RECORDS TO USE —
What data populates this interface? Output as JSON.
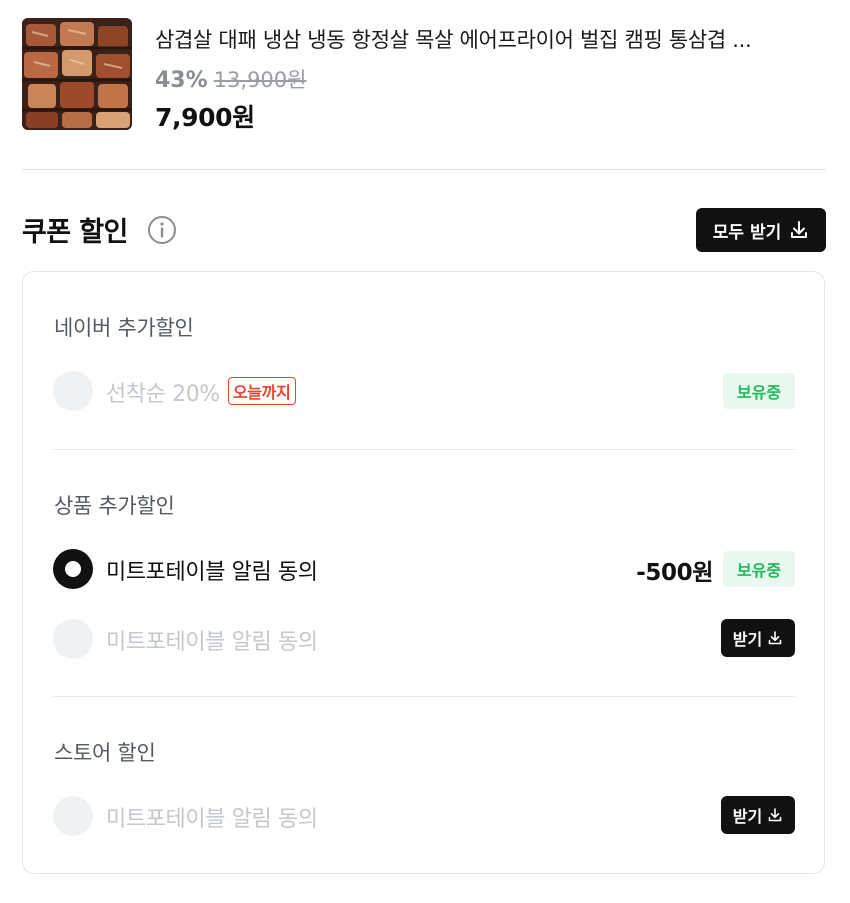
{
  "product": {
    "thumbnail_alt": "grilled pork belly",
    "title": "삼겹살 대패 냉삼 냉동 항정살 목살 에어프라이어 벌집 캠핑 통삼겹 ...",
    "discount_rate": "43%",
    "original_price": "13,900원",
    "final_price": "7,900원"
  },
  "coupon": {
    "title": "쿠폰 할인",
    "info_icon": "info-circle-icon",
    "download_all_label": "모두 받기",
    "download_icon": "download-icon"
  },
  "sections": [
    {
      "title": "네이버 추가할인",
      "rows": [
        {
          "label": "선착순 20%",
          "tag": "오늘까지",
          "status": "보유중",
          "selected": false
        }
      ]
    },
    {
      "title": "상품 추가할인",
      "rows": [
        {
          "label": "미트포테이블 알림 동의",
          "amount": "-500원",
          "status": "보유중",
          "selected": true
        },
        {
          "label": "미트포테이블 알림 동의",
          "action": "받기",
          "selected": false
        }
      ]
    },
    {
      "title": "스토어 할인",
      "rows": [
        {
          "label": "미트포테이블 알림 동의",
          "action": "받기",
          "selected": false
        }
      ]
    }
  ],
  "colors": {
    "accent_black": "#111111",
    "owned_green": "#22b85c",
    "owned_bg": "#e9f9ef",
    "deadline_red": "#e8432f",
    "muted_text": "#c4c7cc"
  }
}
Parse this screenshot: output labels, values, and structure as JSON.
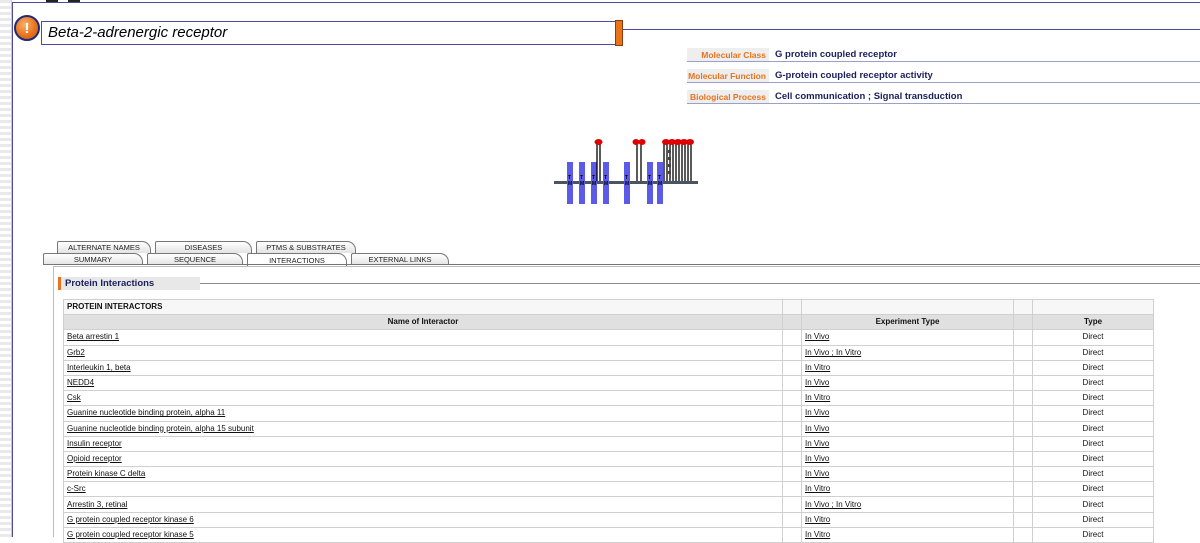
{
  "title": "Beta-2-adrenergic receptor",
  "info": [
    {
      "label": "Molecular Class",
      "value": "G protein coupled receptor"
    },
    {
      "label": "Molecular Function",
      "value": "G-protein coupled receptor activity"
    },
    {
      "label": "Biological Process",
      "value": "Cell communication ; Signal transduction"
    }
  ],
  "tabs_back": [
    "ALTERNATE NAMES",
    "DISEASES",
    "PTMs & SUBSTRATES"
  ],
  "tabs_front": [
    "SUMMARY",
    "SEQUENCE",
    "INTERACTIONS",
    "EXTERNAL LINKS"
  ],
  "active_tab": "INTERACTIONS",
  "panel_title": "Protein Interactions",
  "table": {
    "section": "PROTEIN INTERACTORS",
    "headers": [
      "Name of Interactor",
      "Experiment Type",
      "Type"
    ],
    "rows": [
      {
        "name": "Beta arrestin 1",
        "exp": "In Vivo",
        "type": "Direct"
      },
      {
        "name": "Grb2",
        "exp": "In Vivo ; In Vitro",
        "type": "Direct"
      },
      {
        "name": "Interleukin 1, beta",
        "exp": "In Vitro",
        "type": "Direct"
      },
      {
        "name": "NEDD4",
        "exp": "In Vivo",
        "type": "Direct"
      },
      {
        "name": "Csk",
        "exp": "In Vitro",
        "type": "Direct"
      },
      {
        "name": "Guanine nucleotide binding protein, alpha 11",
        "exp": "In Vivo",
        "type": "Direct"
      },
      {
        "name": "Guanine nucleotide binding protein, alpha 15 subunit",
        "exp": "In Vivo",
        "type": "Direct"
      },
      {
        "name": "Insulin receptor",
        "exp": "In Vivo",
        "type": "Direct"
      },
      {
        "name": "Opioid receptor",
        "exp": "In Vivo",
        "type": "Direct"
      },
      {
        "name": "Protein kinase C delta",
        "exp": "In Vivo",
        "type": "Direct"
      },
      {
        "name": "c-Src",
        "exp": "In Vitro",
        "type": "Direct"
      },
      {
        "name": "Arrestin 3, retinal",
        "exp": "In Vivo ; In Vitro",
        "type": "Direct"
      },
      {
        "name": "G protein coupled receptor kinase 6",
        "exp": "In Vitro",
        "type": "Direct"
      },
      {
        "name": "G protein coupled receptor kinase 5",
        "exp": "In Vitro",
        "type": "Direct"
      }
    ]
  },
  "colors": {
    "accent": "#e8731c",
    "navy": "#1a1f5c",
    "tm_segment": "#5b5be8",
    "ptm_site": "#e00000"
  },
  "icons": {
    "alert": "alert-icon"
  }
}
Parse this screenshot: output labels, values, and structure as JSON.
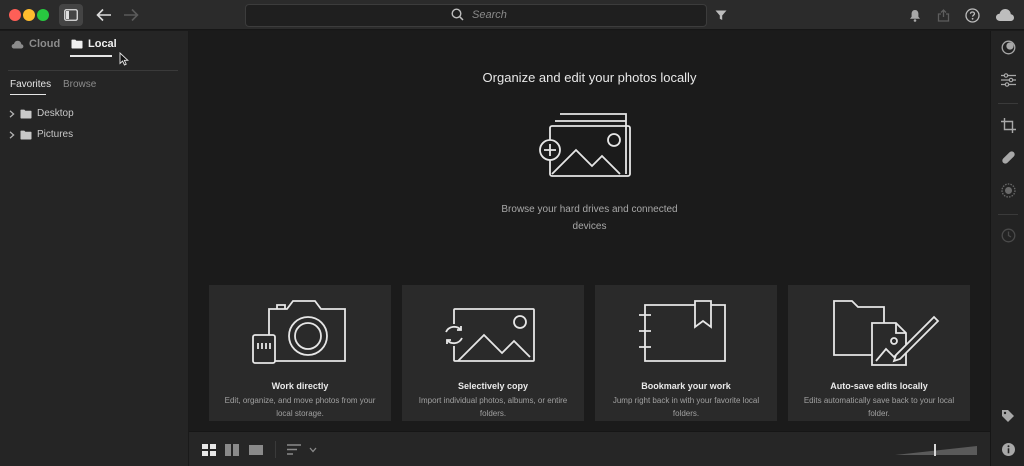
{
  "search": {
    "placeholder": "Search"
  },
  "sources": {
    "cloud_label": "Cloud",
    "local_label": "Local"
  },
  "browser_tabs": {
    "favorites": "Favorites",
    "browse": "Browse"
  },
  "favorites": [
    {
      "label": "Desktop"
    },
    {
      "label": "Pictures"
    }
  ],
  "main": {
    "heading": "Organize and edit your photos locally",
    "subtext": "Browse your hard drives and connected devices"
  },
  "cards": [
    {
      "title": "Work directly",
      "description": "Edit, organize, and move photos from your local storage."
    },
    {
      "title": "Selectively copy",
      "description": "Import individual photos, albums, or entire folders."
    },
    {
      "title": "Bookmark your work",
      "description": "Jump right back in with your favorite local folders."
    },
    {
      "title": "Auto-save edits locally",
      "description": "Edits automatically save back to your local folder."
    }
  ],
  "colors": {
    "background": "#1b1b1b",
    "panel": "#252525",
    "card": "#2a2a2a",
    "text": "#e8e8e8",
    "muted": "#a0a0a0"
  }
}
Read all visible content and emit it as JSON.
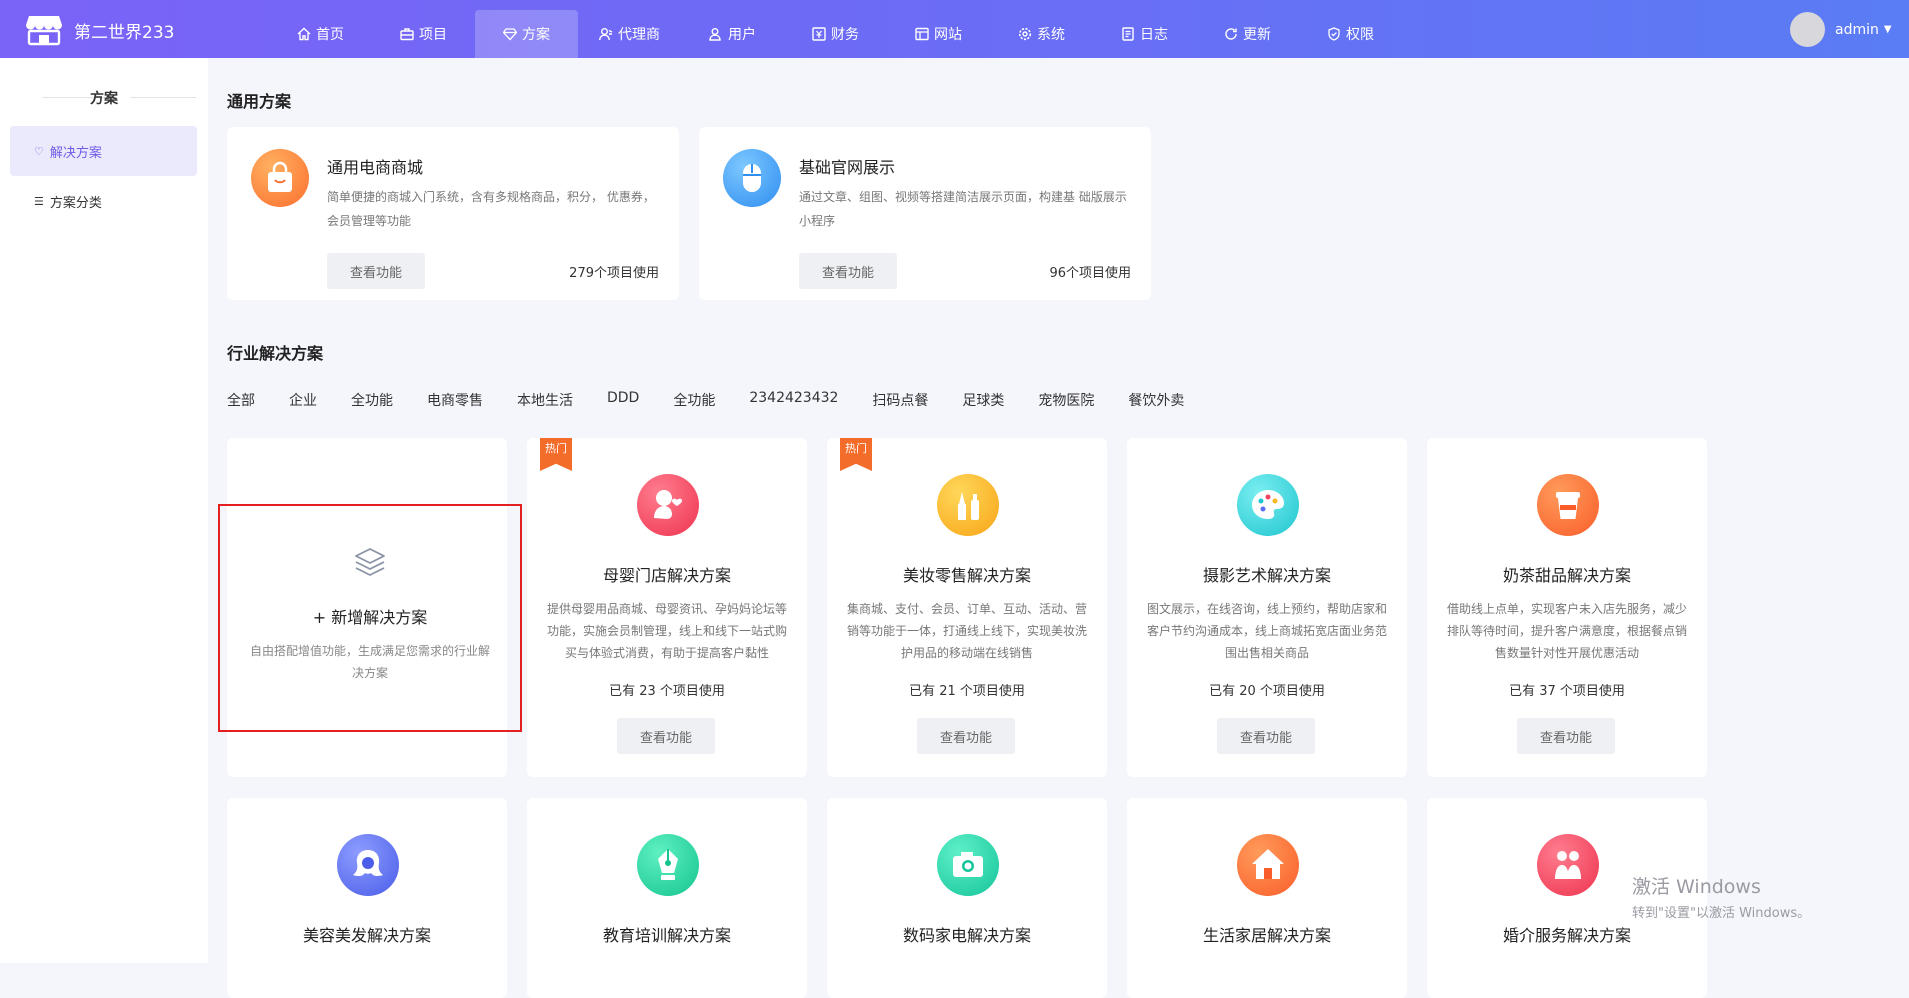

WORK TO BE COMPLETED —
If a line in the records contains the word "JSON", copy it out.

ANSWER BOX —
What data populates this interface? Output as JSON.
Parse this screenshot: output labels, values, and structure as JSON.
Parse this screenshot: output labels, values, and structure as JSON.
Read all visible content and emit it as JSON.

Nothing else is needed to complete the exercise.